There is another aspect that differentiates the two types of burglary. Casual burglary is usually more invasive and destructive. After the execution of a casual burglary, we see houses turned upside down. Occasional burglars generally don’t know how much time they have available. They are therefore forced to rummage quickly and everywhere, starting from the most obvious places. Though they often overlook valuable items, if they are well hidden.
In general, the occasional burglar runs more risks than the organised one. The lack of information about the context, the victim's habits, and the presence of passive prevention systems in the house makes it a typical 'hit and run' theft, as the longer the burglary lasts, the more risks the occasional burglar may run.
On the contrary, organised burglars try to manage the risks of their activity with preparatory intelligence work. But even then, unless they have unlimited time at their disposal, they will have to deal with the unexpected, carefully managing the timing of the burglary.
What makes our house attractive to offenders
There are several factors that influence the choice of our home as a possible target for burglars.
For occasional burglaries, there are some elements that definitely favour them, for example the absence of residents. No burglar wants to meet the owner of the house they are robbing. A meeting during the burglary could lead to reactions and acts of violence that could make the burglar's position much more difficult if arrested. An isolated or unattended house is an ideal target for the opportunistic burglar. Holiday homes in the countryside, at the seaside or in the mountains should be particularly well protected with strong and reliable passive prevention systems.
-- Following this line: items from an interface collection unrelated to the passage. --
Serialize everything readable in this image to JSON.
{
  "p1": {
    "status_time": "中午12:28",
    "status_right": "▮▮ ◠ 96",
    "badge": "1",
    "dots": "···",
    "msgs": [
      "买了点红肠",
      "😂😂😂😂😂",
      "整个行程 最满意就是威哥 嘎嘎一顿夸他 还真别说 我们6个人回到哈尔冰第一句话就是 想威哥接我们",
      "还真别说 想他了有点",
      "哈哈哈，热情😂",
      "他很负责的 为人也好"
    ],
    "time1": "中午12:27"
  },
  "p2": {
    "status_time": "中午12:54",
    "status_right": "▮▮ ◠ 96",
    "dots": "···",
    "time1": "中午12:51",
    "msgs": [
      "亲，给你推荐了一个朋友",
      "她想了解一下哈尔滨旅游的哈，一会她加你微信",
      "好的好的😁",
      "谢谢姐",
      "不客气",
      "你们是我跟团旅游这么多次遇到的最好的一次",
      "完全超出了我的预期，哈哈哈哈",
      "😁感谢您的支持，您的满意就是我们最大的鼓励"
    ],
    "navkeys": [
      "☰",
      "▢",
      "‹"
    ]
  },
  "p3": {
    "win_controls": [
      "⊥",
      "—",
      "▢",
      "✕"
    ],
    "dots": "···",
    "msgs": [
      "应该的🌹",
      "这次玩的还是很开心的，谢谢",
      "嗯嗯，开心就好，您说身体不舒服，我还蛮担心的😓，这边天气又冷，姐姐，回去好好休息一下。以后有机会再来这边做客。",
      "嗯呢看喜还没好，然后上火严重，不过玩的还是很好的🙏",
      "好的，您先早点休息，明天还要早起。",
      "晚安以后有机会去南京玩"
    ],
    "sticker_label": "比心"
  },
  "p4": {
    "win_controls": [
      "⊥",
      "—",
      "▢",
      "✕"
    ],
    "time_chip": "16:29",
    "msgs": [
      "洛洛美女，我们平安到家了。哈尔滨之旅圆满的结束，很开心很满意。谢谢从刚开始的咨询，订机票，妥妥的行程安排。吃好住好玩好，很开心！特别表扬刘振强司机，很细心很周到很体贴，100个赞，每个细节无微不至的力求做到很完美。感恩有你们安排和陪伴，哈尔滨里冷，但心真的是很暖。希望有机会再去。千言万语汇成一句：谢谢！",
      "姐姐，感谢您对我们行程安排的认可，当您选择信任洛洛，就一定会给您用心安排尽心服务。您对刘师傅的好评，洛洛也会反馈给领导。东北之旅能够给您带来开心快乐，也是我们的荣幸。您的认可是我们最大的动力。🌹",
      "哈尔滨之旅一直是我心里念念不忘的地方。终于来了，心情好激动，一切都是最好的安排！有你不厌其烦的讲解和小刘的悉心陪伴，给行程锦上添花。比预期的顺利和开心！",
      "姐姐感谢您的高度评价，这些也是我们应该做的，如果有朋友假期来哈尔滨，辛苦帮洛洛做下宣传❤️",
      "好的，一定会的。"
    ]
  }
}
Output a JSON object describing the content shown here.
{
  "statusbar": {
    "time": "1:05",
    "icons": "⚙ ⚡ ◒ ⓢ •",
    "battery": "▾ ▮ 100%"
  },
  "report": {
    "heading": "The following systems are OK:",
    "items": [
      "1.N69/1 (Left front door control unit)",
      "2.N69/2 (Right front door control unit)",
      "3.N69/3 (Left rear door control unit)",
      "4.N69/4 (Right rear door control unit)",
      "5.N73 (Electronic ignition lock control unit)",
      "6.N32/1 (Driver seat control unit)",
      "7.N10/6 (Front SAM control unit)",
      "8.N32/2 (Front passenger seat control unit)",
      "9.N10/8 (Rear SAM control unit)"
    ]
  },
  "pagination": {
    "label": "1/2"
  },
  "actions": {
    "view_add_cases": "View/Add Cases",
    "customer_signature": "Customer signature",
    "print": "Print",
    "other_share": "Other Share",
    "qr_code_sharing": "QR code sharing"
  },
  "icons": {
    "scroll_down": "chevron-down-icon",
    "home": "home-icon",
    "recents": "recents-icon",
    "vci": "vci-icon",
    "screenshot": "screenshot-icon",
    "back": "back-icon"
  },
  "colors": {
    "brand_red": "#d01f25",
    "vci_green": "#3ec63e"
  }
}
Open or easily forcible doors and windows are a casual burglar's paradise, as the easy availability of the goods, visible from outside the home or when the offender has entered the home.
In order to prevent casual burglaries, it is vital to identify, eliminate or reduce structural and environmental vulnerabilities in our homes and those related to our behaviours.
For organised burglaries, the same factors apply as for occasional burglaries (and the related prevention methods), to which it must be added: the possession by the offender of information about what to steal, knowledge of our habits(absences, presences, routines), our vulnerabilities (weak points of the house and our behaviour), knowledge of our passive prevention systems. These are all information that the offender is able to obtain with accurate and, in some cases, sophisticated intelligence work.
Therefore, if we do not want to be the next victims of a home burglary, we need to reduce, as far as possible, the circulation of information about us, relating to our habits and routines, our whereabouts, our financial status, and our passive prevention systems, both in the real world and in the virtual world.
Leonardo Campanale - EUNWA President